**What to produce**. What lines of the data below hold the string "http"? Copy each one out.

** Opening Provided entries block **

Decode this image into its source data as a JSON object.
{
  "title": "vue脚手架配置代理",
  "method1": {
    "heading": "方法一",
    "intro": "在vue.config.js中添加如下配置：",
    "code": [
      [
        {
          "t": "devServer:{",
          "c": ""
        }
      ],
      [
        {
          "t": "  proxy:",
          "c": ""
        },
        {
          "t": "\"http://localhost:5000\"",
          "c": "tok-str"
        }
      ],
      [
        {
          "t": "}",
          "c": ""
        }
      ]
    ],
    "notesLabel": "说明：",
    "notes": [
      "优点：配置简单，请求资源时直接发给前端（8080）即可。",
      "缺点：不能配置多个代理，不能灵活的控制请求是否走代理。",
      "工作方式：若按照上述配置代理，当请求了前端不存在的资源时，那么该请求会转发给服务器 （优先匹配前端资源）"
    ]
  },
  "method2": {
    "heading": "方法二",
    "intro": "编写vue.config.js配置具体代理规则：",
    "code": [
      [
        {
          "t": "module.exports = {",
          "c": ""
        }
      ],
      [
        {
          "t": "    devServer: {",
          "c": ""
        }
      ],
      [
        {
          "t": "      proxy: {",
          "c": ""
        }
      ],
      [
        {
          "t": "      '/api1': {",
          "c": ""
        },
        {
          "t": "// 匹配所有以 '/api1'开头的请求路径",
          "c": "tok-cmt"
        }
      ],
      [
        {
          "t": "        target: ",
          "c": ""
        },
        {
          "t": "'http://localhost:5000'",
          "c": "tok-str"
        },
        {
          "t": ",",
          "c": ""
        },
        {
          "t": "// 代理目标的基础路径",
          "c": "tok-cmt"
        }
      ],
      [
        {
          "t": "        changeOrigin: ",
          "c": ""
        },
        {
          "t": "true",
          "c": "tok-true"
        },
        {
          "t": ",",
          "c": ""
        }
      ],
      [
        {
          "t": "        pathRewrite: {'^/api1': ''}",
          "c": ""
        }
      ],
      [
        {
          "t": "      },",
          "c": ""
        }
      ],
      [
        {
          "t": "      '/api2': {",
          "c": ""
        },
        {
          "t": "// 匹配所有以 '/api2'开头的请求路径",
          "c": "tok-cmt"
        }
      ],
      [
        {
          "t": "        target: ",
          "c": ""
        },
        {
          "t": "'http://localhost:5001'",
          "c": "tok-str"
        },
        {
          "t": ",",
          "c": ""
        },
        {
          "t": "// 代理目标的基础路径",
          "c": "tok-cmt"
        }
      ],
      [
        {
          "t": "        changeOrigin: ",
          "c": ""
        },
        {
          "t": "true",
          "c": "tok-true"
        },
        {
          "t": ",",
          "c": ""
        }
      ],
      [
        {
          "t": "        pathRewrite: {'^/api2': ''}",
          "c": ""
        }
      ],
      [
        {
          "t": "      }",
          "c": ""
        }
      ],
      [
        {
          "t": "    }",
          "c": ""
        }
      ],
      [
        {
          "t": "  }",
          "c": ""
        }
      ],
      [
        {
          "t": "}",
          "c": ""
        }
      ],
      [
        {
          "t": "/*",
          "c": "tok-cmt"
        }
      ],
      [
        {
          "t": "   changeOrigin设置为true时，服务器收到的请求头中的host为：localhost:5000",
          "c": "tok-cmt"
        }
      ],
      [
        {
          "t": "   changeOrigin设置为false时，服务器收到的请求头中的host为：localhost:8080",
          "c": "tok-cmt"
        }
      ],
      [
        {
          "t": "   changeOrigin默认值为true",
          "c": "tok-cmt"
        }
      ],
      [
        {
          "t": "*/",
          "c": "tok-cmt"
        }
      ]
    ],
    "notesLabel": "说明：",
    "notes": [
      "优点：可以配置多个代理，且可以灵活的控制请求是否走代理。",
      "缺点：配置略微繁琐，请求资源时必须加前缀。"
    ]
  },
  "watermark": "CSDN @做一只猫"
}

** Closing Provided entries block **

**Result**.
          "t": "\"http://localhost:5000\"",
          "t": "'http://localhost:5000'",
          "t": "'http://localhost:5001'",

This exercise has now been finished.